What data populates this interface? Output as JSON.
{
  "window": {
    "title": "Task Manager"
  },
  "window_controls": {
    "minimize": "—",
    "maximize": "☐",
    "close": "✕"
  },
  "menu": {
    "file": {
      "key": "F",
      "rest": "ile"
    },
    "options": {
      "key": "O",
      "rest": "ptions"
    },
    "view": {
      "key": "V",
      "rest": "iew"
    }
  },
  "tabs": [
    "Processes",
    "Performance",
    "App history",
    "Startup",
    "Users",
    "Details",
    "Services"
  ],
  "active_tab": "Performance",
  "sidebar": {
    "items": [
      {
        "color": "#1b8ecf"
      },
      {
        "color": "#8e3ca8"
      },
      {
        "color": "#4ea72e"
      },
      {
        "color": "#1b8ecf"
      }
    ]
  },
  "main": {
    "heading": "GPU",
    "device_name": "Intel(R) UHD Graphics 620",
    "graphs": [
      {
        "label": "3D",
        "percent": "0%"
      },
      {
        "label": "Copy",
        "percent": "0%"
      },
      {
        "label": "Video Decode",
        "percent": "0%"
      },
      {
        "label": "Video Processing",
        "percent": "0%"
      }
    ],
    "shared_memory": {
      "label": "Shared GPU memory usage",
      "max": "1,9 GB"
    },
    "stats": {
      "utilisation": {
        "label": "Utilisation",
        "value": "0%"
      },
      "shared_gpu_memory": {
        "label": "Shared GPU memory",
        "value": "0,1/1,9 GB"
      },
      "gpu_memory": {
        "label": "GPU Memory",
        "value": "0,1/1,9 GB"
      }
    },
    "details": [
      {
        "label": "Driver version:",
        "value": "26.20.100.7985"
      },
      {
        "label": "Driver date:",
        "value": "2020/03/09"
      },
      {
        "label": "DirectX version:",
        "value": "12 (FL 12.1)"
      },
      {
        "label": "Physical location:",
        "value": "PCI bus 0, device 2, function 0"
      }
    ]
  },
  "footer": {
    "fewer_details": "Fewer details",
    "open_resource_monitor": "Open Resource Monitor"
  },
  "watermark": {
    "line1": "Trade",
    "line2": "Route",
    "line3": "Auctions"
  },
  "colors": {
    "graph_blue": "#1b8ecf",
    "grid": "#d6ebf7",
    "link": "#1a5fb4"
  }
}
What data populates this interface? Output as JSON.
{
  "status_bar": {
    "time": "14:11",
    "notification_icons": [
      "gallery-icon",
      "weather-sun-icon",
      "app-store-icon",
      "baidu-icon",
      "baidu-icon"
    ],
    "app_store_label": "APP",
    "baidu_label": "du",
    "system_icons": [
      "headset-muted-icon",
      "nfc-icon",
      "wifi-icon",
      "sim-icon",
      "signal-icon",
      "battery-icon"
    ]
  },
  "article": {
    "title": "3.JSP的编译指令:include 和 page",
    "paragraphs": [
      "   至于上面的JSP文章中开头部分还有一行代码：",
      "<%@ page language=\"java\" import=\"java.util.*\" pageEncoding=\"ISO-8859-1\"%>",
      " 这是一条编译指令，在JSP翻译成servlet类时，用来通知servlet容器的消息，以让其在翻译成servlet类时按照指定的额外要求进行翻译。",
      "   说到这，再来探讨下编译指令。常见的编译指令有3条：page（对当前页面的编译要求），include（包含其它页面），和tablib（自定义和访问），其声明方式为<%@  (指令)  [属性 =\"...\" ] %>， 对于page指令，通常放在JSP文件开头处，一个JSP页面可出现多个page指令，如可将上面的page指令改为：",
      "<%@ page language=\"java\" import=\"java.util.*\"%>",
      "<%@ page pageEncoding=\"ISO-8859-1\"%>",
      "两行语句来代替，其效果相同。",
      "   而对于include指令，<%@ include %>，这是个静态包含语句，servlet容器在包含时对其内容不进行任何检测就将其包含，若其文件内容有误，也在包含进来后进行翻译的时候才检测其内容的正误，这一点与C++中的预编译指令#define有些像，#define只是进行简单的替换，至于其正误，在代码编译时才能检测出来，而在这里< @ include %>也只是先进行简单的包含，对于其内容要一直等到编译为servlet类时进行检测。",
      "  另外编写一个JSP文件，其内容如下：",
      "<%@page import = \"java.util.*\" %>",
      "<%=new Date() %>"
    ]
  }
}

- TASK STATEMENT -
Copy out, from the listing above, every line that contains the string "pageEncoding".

- ANSWER FOR THIS EXERCISE -
      "<%@ page language=\"java\" import=\"java.util.*\" pageEncoding=\"ISO-8859-1\"%>",
      "<%@ page pageEncoding=\"ISO-8859-1\"%>",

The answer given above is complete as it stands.